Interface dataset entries
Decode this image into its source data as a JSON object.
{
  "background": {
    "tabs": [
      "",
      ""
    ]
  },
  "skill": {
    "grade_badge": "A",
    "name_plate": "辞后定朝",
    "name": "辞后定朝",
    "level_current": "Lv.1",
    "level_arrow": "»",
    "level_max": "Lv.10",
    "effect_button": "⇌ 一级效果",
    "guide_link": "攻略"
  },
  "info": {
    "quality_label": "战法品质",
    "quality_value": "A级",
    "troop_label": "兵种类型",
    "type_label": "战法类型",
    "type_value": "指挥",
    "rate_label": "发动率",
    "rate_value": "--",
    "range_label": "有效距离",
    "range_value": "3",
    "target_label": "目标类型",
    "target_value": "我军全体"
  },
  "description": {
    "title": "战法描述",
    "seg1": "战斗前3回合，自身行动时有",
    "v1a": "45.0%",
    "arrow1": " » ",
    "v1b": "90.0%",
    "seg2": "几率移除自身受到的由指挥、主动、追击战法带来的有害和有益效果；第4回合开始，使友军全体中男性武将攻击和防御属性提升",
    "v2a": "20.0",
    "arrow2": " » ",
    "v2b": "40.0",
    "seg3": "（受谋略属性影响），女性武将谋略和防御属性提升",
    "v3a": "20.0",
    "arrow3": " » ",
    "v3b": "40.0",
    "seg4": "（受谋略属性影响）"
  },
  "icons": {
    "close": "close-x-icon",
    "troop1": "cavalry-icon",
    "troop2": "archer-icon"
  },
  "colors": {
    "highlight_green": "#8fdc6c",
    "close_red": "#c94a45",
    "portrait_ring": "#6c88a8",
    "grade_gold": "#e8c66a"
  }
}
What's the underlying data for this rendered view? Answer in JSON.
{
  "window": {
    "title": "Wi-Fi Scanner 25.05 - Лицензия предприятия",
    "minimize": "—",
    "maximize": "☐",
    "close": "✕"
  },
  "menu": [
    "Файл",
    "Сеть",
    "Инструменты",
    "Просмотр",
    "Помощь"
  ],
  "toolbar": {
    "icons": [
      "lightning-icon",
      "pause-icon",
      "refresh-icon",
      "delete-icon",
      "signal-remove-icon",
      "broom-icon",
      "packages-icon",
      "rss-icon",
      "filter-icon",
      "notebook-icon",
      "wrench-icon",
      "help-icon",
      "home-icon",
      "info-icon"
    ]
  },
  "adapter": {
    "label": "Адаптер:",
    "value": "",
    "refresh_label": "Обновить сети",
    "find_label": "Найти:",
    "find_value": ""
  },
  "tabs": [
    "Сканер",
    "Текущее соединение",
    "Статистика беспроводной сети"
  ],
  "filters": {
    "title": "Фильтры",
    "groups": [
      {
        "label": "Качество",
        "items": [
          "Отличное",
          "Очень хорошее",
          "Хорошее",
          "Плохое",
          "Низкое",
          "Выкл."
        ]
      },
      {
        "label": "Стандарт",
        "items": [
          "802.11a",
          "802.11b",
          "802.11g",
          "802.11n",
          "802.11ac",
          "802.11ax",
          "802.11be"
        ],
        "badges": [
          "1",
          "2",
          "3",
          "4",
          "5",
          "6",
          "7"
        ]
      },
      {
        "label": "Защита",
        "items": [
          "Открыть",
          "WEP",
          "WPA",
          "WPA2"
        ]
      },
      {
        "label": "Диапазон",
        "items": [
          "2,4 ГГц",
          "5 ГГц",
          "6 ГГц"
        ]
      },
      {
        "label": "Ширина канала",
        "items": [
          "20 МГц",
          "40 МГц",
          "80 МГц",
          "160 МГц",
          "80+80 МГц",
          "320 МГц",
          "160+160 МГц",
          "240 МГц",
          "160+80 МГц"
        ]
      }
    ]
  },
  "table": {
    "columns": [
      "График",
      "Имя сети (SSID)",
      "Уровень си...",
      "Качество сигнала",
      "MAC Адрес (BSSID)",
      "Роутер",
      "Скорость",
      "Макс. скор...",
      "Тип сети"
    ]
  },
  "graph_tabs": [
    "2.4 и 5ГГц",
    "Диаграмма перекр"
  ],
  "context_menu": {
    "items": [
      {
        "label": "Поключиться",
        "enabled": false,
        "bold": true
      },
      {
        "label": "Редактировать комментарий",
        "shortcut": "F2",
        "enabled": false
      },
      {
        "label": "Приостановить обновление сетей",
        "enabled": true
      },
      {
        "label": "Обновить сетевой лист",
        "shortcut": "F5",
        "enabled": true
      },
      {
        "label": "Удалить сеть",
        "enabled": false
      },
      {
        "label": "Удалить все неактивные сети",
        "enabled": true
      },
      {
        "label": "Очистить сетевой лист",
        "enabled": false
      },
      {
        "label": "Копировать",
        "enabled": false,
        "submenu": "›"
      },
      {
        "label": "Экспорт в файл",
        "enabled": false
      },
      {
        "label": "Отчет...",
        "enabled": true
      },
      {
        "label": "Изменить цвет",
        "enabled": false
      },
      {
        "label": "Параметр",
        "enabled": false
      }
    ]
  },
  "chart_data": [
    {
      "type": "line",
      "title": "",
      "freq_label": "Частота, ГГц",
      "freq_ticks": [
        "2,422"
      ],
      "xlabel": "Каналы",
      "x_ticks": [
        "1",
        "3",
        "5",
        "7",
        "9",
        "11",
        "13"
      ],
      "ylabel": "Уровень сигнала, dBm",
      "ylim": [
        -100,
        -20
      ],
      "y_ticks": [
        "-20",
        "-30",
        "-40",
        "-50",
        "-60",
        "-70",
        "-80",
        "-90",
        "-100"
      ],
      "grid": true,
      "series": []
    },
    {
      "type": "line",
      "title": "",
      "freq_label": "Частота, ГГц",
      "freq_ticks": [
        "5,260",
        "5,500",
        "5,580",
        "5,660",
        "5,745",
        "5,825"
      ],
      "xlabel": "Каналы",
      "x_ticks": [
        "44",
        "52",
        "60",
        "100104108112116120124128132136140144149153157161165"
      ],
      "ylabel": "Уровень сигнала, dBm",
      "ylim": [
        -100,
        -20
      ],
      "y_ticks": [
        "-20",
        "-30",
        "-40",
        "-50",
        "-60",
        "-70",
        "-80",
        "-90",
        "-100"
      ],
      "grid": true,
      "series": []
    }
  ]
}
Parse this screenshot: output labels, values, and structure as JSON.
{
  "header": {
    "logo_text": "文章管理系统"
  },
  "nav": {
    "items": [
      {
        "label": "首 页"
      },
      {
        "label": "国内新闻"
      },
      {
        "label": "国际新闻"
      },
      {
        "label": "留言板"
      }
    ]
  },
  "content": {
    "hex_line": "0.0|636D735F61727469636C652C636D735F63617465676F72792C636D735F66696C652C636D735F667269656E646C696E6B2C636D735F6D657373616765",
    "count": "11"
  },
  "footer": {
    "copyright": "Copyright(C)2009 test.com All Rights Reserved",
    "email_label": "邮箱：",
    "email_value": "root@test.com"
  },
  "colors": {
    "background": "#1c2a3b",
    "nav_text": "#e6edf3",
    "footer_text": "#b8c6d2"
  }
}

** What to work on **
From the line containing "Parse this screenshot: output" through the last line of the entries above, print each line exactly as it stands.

** Your solution **
Parse this screenshot: output labels, values, and structure as JSON.
{
  "header": {
    "logo_text": "文章管理系统"
  },
  "nav": {
    "items": [
      {
        "label": "首 页"
      },
      {
        "label": "国内新闻"
      },
      {
        "label": "国际新闻"
      },
      {
        "label": "留言板"
      }
    ]
  },
  "content": {
    "hex_line": "0.0|636D735F61727469636C652C636D735F63617465676F72792C636D735F66696C652C636D735F667269656E646C696E6B2C636D735F6D657373616765",
    "count": "11"
  },
  "footer": {
    "copyright": "Copyright(C)2009 test.com All Rights Reserved",
    "email_label": "邮箱：",
    "email_value": "root@test.com"
  },
  "colors": {
    "background": "#1c2a3b",
    "nav_text": "#e6edf3",
    "footer_text": "#b8c6d2"
  }
}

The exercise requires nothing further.